Page and application data records:
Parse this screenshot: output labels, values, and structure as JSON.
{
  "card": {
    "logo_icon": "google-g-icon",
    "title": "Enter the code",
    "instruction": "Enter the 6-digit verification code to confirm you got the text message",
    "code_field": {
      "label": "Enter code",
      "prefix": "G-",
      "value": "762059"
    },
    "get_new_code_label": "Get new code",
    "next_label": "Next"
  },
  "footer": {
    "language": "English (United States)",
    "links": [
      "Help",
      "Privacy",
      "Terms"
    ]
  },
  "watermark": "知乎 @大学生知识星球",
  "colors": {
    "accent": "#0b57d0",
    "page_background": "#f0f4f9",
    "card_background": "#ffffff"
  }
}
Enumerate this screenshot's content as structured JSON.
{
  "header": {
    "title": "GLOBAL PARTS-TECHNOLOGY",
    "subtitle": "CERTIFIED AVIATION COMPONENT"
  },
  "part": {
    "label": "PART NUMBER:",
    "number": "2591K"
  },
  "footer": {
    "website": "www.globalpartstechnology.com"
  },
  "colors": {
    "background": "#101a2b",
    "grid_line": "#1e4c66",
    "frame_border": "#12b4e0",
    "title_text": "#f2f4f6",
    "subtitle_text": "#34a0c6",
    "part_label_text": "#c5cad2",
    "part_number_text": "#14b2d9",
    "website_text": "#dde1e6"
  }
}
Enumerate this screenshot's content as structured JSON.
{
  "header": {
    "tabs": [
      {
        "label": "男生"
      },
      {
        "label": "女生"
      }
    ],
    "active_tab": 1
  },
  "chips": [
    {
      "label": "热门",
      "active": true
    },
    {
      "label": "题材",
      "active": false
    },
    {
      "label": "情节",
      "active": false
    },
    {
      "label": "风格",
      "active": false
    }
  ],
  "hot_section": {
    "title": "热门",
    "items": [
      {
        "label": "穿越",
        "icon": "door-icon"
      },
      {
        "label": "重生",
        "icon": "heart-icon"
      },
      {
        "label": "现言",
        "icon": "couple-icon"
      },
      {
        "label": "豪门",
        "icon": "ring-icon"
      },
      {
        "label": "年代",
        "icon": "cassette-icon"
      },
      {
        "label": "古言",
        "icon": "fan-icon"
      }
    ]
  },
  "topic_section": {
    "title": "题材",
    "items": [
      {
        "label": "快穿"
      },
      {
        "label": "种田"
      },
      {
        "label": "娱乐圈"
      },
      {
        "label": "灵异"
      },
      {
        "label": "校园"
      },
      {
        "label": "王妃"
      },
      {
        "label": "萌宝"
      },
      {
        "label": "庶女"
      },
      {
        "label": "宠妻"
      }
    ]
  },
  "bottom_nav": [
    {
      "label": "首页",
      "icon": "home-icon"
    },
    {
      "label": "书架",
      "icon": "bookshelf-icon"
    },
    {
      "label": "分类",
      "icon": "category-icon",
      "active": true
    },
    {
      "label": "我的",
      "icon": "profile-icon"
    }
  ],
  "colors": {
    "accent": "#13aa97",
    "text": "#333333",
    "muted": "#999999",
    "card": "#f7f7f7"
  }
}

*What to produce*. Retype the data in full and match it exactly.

*Answer space*.
Parse this screenshot: output labels, values, and structure as JSON.
{
  "card": {
    "logo_icon": "google-g-icon",
    "title": "Enter the code",
    "instruction": "Enter the 6-digit verification code to confirm you got the text message",
    "code_field": {
      "label": "Enter code",
      "prefix": "G-",
      "value": "762059"
    },
    "get_new_code_label": "Get new code",
    "next_label": "Next"
  },
  "footer": {
    "language": "English (United States)",
    "links": [
      "Help",
      "Privacy",
      "Terms"
    ]
  },
  "watermark": "知乎 @大学生知识星球",
  "colors": {
    "accent": "#0b57d0",
    "page_background": "#f0f4f9",
    "card_background": "#ffffff"
  }
}
Enumerate this screenshot's content as structured JSON.
{
  "header": {
    "title": "GLOBAL PARTS-TECHNOLOGY",
    "subtitle": "CERTIFIED AVIATION COMPONENT"
  },
  "part": {
    "label": "PART NUMBER:",
    "number": "2591K"
  },
  "footer": {
    "website": "www.globalpartstechnology.com"
  },
  "colors": {
    "background": "#101a2b",
    "grid_line": "#1e4c66",
    "frame_border": "#12b4e0",
    "title_text": "#f2f4f6",
    "subtitle_text": "#34a0c6",
    "part_label_text": "#c5cad2",
    "part_number_text": "#14b2d9",
    "website_text": "#dde1e6"
  }
}
Enumerate this screenshot's content as structured JSON.
{
  "header": {
    "tabs": [
      {
        "label": "男生"
      },
      {
        "label": "女生"
      }
    ],
    "active_tab": 1
  },
  "chips": [
    {
      "label": "热门",
      "active": true
    },
    {
      "label": "题材",
      "active": false
    },
    {
      "label": "情节",
      "active": false
    },
    {
      "label": "风格",
      "active": false
    }
  ],
  "hot_section": {
    "title": "热门",
    "items": [
      {
        "label": "穿越",
        "icon": "door-icon"
      },
      {
        "label": "重生",
        "icon": "heart-icon"
      },
      {
        "label": "现言",
        "icon": "couple-icon"
      },
      {
        "label": "豪门",
        "icon": "ring-icon"
      },
      {
        "label": "年代",
        "icon": "cassette-icon"
      },
      {
        "label": "古言",
        "icon": "fan-icon"
      }
    ]
  },
  "topic_section": {
    "title": "题材",
    "items": [
      {
        "label": "快穿"
      },
      {
        "label": "种田"
      },
      {
        "label": "娱乐圈"
      },
      {
        "label": "灵异"
      },
      {
        "label": "校园"
      },
      {
        "label": "王妃"
      },
      {
        "label": "萌宝"
      },
      {
        "label": "庶女"
      },
      {
        "label": "宠妻"
      }
    ]
  },
  "bottom_nav": [
    {
      "label": "首页",
      "icon": "home-icon"
    },
    {
      "label": "书架",
      "icon": "bookshelf-icon"
    },
    {
      "label": "分类",
      "icon": "category-icon",
      "active": true
    },
    {
      "label": "我的",
      "icon": "profile-icon"
    }
  ],
  "colors": {
    "accent": "#13aa97",
    "text": "#333333",
    "muted": "#999999",
    "card": "#f7f7f7"
  }
}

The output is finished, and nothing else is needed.